Don’t give up on yourself, even if you gave up on NaNoWriMo or your latest lengthy writing project. Don’t despair of never getting that golden moment back. It will come. It might take its time in coming, but it will come. It might crop up unbidden, or it might crop up as you work hard to cultivate it.

Whether you finished NaNoWriMo or not, go back to those early structures and habits and practices—like the one in Elise’s list from 2012, above—and evaluate: what worked? What hurt? What can you use or adapt moving forward? Don’t beat yourself up about what’s over and done and beyond altering; keep one eye on the past and one eye on the future, and you’ll find a way forward.

And as always, we’re here to help you with that.

Thanks for reading.  If you have any other ideas, I’d love to hear them.  Drop me a line in the comments section below and I’ll respond as quickly as I can.  ♠


ABOUT KELLY SCHUKNECHT: Kelly Schuknecht is the Executive Vice President of Outskirts Press. In addition to her contributions to the Outskirts Press blog at, Kelly and a group of talented marketing experts offer book marketing services, support, and products to not only published Outskirts Press authors, but to all authors and professionals who are interested in marketing their books and/or careers.

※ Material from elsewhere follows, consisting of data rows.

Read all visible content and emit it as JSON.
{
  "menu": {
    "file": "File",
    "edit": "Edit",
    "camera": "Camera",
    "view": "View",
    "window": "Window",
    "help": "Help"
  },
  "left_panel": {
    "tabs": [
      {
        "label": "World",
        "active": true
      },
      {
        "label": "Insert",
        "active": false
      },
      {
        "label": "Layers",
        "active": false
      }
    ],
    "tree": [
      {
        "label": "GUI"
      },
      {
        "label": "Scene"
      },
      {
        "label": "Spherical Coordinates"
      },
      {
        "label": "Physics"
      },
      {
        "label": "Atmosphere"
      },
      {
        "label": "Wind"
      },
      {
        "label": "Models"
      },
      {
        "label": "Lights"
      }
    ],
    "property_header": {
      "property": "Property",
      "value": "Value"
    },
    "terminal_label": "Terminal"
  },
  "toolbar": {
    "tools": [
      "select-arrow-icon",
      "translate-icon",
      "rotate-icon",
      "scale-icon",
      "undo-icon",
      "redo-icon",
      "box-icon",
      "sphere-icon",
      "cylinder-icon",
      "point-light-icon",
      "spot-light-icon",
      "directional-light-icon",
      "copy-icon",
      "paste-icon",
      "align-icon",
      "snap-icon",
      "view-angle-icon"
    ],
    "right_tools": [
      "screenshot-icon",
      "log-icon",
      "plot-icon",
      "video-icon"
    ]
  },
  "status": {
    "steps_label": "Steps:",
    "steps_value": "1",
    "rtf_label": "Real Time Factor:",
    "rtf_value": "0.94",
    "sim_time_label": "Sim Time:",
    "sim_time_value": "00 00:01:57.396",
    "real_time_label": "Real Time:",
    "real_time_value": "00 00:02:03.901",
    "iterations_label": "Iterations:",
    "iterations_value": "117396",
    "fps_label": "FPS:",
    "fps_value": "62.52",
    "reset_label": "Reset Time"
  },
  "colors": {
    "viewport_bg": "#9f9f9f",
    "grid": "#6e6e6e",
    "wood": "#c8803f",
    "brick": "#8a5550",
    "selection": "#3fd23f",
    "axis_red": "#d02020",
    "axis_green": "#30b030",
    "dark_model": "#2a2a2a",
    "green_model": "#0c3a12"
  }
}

Learn more about Kelly on her blog,

Does Offering An Online Preview of Your Book Devalue It?

Earlier today, I was reading through old emails, and I found one sentence from an author that intrigued me. She said, “Sharing too much minimizes the impact of my book.” This ignited many thoughts, but mainly I thought about content marketing and how effective it can be (and has been for many people). I also began to wonder why authors feel the need to hold out on “free” content to get book sales. The author’s book is available online only, and she was expressing concerns about her book’s availability on Amazon’s Search Inside the Book. I was trying to show her the value of that extra visibility, and she was fighting me tooth and nail on it.

Here a few key reasons why every author should consider making their book available for online preview:

  1. Your reader may not know you. Unless your book has been recommended to them, what reason do readers have to trust you? This is especially true if you are a new self-published author.
  2. The reader may know you but may not be too sure about the content of your book. In your eyes, your book is gold. You know you’ve created the perfect book that everyone should want to read. The question is, will everyone feel the same way? Or worse yet, how will they know what to think of your book if they can’t at least take a peek.
  3. The “real” bookstore experience is lost online. People can’t skim the pages of a book to see if they may enjoy its content – unless you have a preview for your book. Giving readers the option to glance over your book’s content first helps them get a feel for your work and can work to ease the pain of opening the pocketbook.

So, with all of these benefits, why was she so opposed to Search Inside? She was afraid that people wouldn’t buy her book because the preview would reveal too much. She felt her written word was as good as gold, and as such, people should pay a fair price for access. It’s good that she takes pride in her work, but this line of thinking can turn buyers away – especially in the case of nonfiction books.

Think of it this way – would you buy an item from a store that doesn’t have a return policy if their price was comparable to a store that does have a return policy? Possibly – but more often that not, most people will put more trust in the store that does offer a return policy. Consider offering a return policy for your book so that you can instill a little bit of faith. I assure you that unless you share the entire book online, people will still buy your book after reading the preview if they’re interested. Remember – you can’t go wrong with content marketing.

What are your thoughts on sharing your book with readers before they commit to buying it?

Elise works as the Manager of Author Support of Outskirts Press.  She also contributes to the Outskirts Press blog at Elise and a group of talented book marketing experts assist not only published Outskirts Press authors, but also all authors and professionals who are interested in getting the best possible exposure for their book.